Recently I ordered Nathan a small backhoe loader from Amazon.
This may not sound momentous, but it kind of is. He’s been wanting a backhoe loader in good repair (i.e., with a back scoop, which his other one lost) for a long time. I don’t know how many times he said it. “I want a backhoe loader with a back scoop,” he’d remind me, several times a day, in case I’d somehow forgotten. It was the first time that he’d asked for a toy so specifically, and we took the request seriously.
Our first response was to start scouring thrift stores for such a toy. After all, this is where his original backhoe loader came from, and is generally our first stop for anything we need. When Nathan, at one year old, dropped the lid of my spice grinder down an open vent hole, did I run out and buy a new spice grinder? No, I did not! I figured out how to cover the top with a plastic lid and press the button with the tip of a knife, and meantime looked for a “new” grinder every time I went to a thrift store.
However, it’s also true that after more than two years without success, I eventually shelled out the cash for a new spice grinder. And after a few months looking for a backhoe loader, it was time to do the same for Nathan. (Buy a backhoe loader, that is. Not a spice grinder.) From his perspective, the months he waited were probably equivalent to the years that I did.
So I did some research, Amazon-style, looking for a backhoe loader that would stand up to actual play and was within a reasonable price range. And when I ordered it, I also threw in a little pack of mini construction equipment. Having a single new toy arrive in the mail, I thought, would just be asking for trouble between my two little diggers. I felt rather clever for having anticipated and (I thought) solved that problem.
It felt kind of special to fulfill this request for Nathan. After only a few days of Nathan asking “Is my backhoe loader here yet?” we arrived home one day to find a package waiting. What excitement! The new backhoe loader not only had a back scoop, but hydraulic arms facilitating its movement! It was detailed, sturdy… slightly smaller than I’d anticipated, but a good match for the mini machines at that.
For about two hours the boys explored their new acquisitions on the back dirt pile. And then, somehow, Ryan figured out that the backhoe loader toy was the most special in Nathan’s eyes. Instantly it was exalted to a place of honor.
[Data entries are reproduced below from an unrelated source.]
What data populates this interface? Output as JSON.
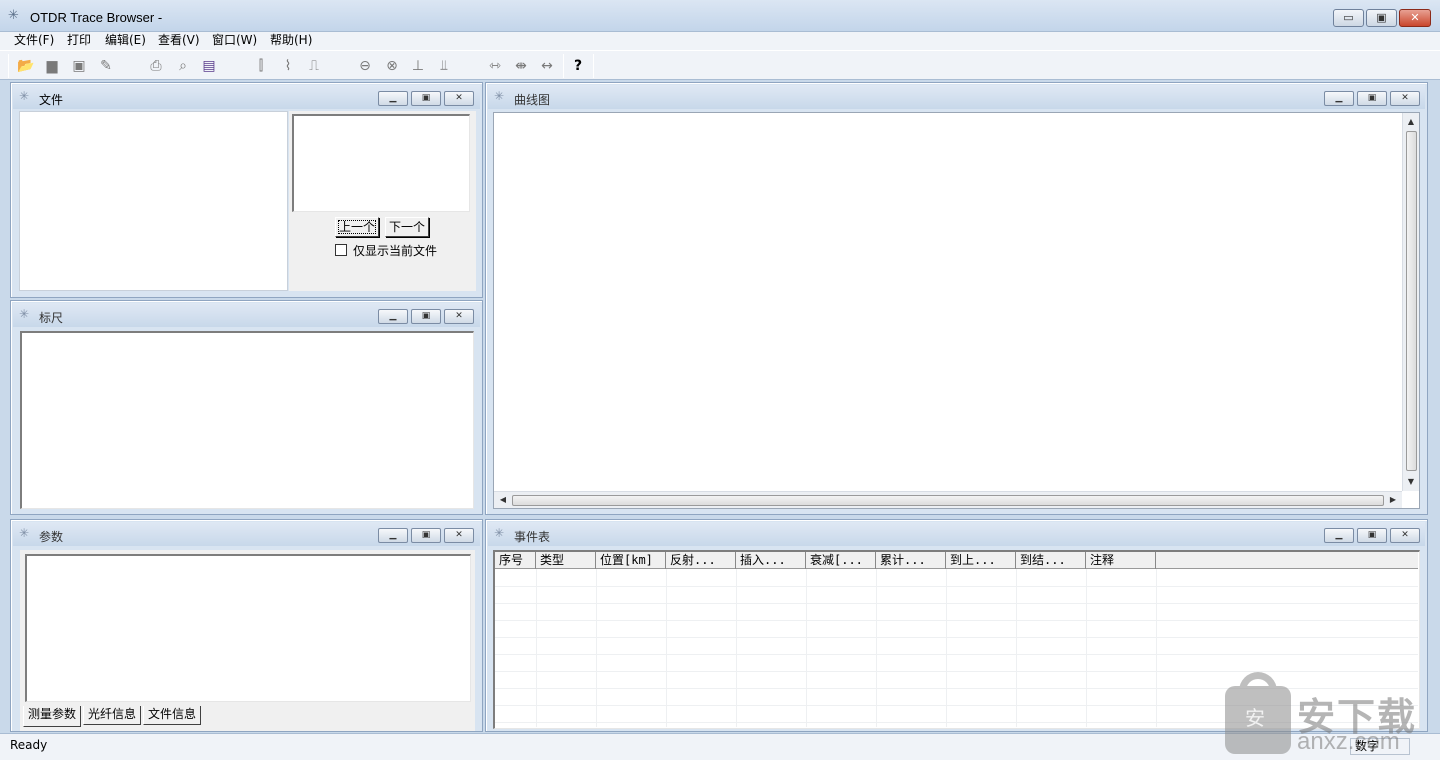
{
  "window": {
    "title": "OTDR Trace Browser -",
    "icon": "app-star-icon",
    "controls": {
      "minimize": "▭",
      "maximize": "▣",
      "close": "✕"
    }
  },
  "menu": [
    {
      "label": "文件(F)"
    },
    {
      "label": "打印"
    },
    {
      "label": "编辑(E)"
    },
    {
      "label": "查看(V)"
    },
    {
      "label": "窗口(W)"
    },
    {
      "label": "帮助(H)"
    }
  ],
  "toolbar": {
    "buttons": [
      {
        "icon": "open-folder-icon",
        "glyph": "📂"
      },
      {
        "icon": "folder-icon",
        "glyph": "▆"
      },
      {
        "icon": "save-icon",
        "glyph": "▣"
      },
      {
        "icon": "edit-icon",
        "glyph": "✎"
      },
      {
        "icon": "print-icon",
        "glyph": "⎙"
      },
      {
        "icon": "print-preview-icon",
        "glyph": "⌕"
      },
      {
        "icon": "page-setup-icon",
        "glyph": "▤"
      },
      {
        "icon": "marker-a-icon",
        "glyph": "⫿"
      },
      {
        "icon": "trace-step-icon",
        "glyph": "⌇"
      },
      {
        "icon": "trace-pulse-icon",
        "glyph": "⎍"
      },
      {
        "icon": "zoom-fit-icon",
        "glyph": "⊖"
      },
      {
        "icon": "zoom-reset-icon",
        "glyph": "⊗"
      },
      {
        "icon": "baseline-icon",
        "glyph": "⊥"
      },
      {
        "icon": "multi-baseline-icon",
        "glyph": "⫫"
      },
      {
        "icon": "event-left-icon",
        "glyph": "⇿"
      },
      {
        "icon": "event-both-icon",
        "glyph": "⇼"
      },
      {
        "icon": "event-span-icon",
        "glyph": "↔"
      },
      {
        "icon": "help-icon",
        "glyph": "?"
      }
    ]
  },
  "panels": {
    "files": {
      "title": "文件",
      "prev_button": "上一个",
      "next_button": "下一个",
      "only_current_label": "仅显示当前文件",
      "only_current_checked": false
    },
    "ruler": {
      "title": "标尺"
    },
    "params": {
      "title": "参数",
      "tabs": [
        "测量参数",
        "光纤信息",
        "文件信息"
      ],
      "active_tab": "测量参数"
    },
    "trace": {
      "title": "曲线图"
    },
    "events": {
      "title": "事件表",
      "columns": [
        "序号",
        "类型",
        "位置[km]",
        "反射...",
        "插入...",
        "衰减[...",
        "累计...",
        "到上...",
        "到结...",
        "注释"
      ],
      "rows": []
    }
  },
  "status": {
    "text": "Ready",
    "indicator": "数字"
  },
  "watermark": {
    "cn": "安下载",
    "en": "anxz.com",
    "lock_char": "安"
  },
  "colors": {
    "frame": "#c9d9ea",
    "caption": "#c8d8ea",
    "close_button": "#c9462c"
  }
}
By about noon the next day, I was about ready to chuck the thing into the garbage.
It isn’t, of course, the fault of the backhoe loader. (Although these new toys seemed to set off a bigger reaction than usual.) This is just the phase we’re in right now — the “no me” phase. For example: Nathan asks me for a drink. I tell him there’s a cup on the kitchen table. (Just like the last four hundred times he asked. But that’s a different grievance.) Before I’ve even finished speaking, Ryan yells “No me!” and does his best toddler sprint for the table. There’s a brief duet of “No me no me no me!” and then someone is in tears because the other one got the cup first.
Asking them not to fight over the cup is useless. Pointing out that there is plenty of good clean water in the house is useless. Even keeping two cups on the table (which doubles Ryan’s potential damage if he gets into a water-pouring mood) is useless — the wailing loser still, every time, requires me to point out the presence of the second cup before he’s mollified. And he still sniffles a little.
That’s just for a drink of water. Imagine the fun to be had with a brand new, snazzy backhoe loader.
Or, for that matter, any of the other new toys. Having six new little toys instead of one helped keep the peace for those first two hours. For the next week we played the game of Guess The Good Toy. Each day it seemed that a different little machine had entered the golden circle of favoritism. The backhoe loader, so precious that first day, was soon supplanted by the front loader. The front loader gave way to the bulldozer. And so on.
I am, of course, not reporting anything new and exciting for parents everywhere — at least, parents with small children who are close in age. Parents who had children farther apart keep telling me, “Yeah, we never really had to deal with that.” Unfortunately it’s a little late for me to solve the problem by spacing out the birthdays more.
But eventually it does die down. The squabbles — at least over these particular toys — have now become occasional and brief. Nathan and Ryan are able to play happily on the dirt pile together for as much as twenty minutes at a time again.
Nathan, entranced by this concept of simply ordering toys that he wants, has informed me that he wants an excavator with a cab that turns around, as well as a trailer truck where the trailer can hitch on and off. I have no issues with him having those toys. If we find something at a thrift store, we’ll get it.
But ordering it new, just to grind through another week of desperate tears? Not so interested, thanks.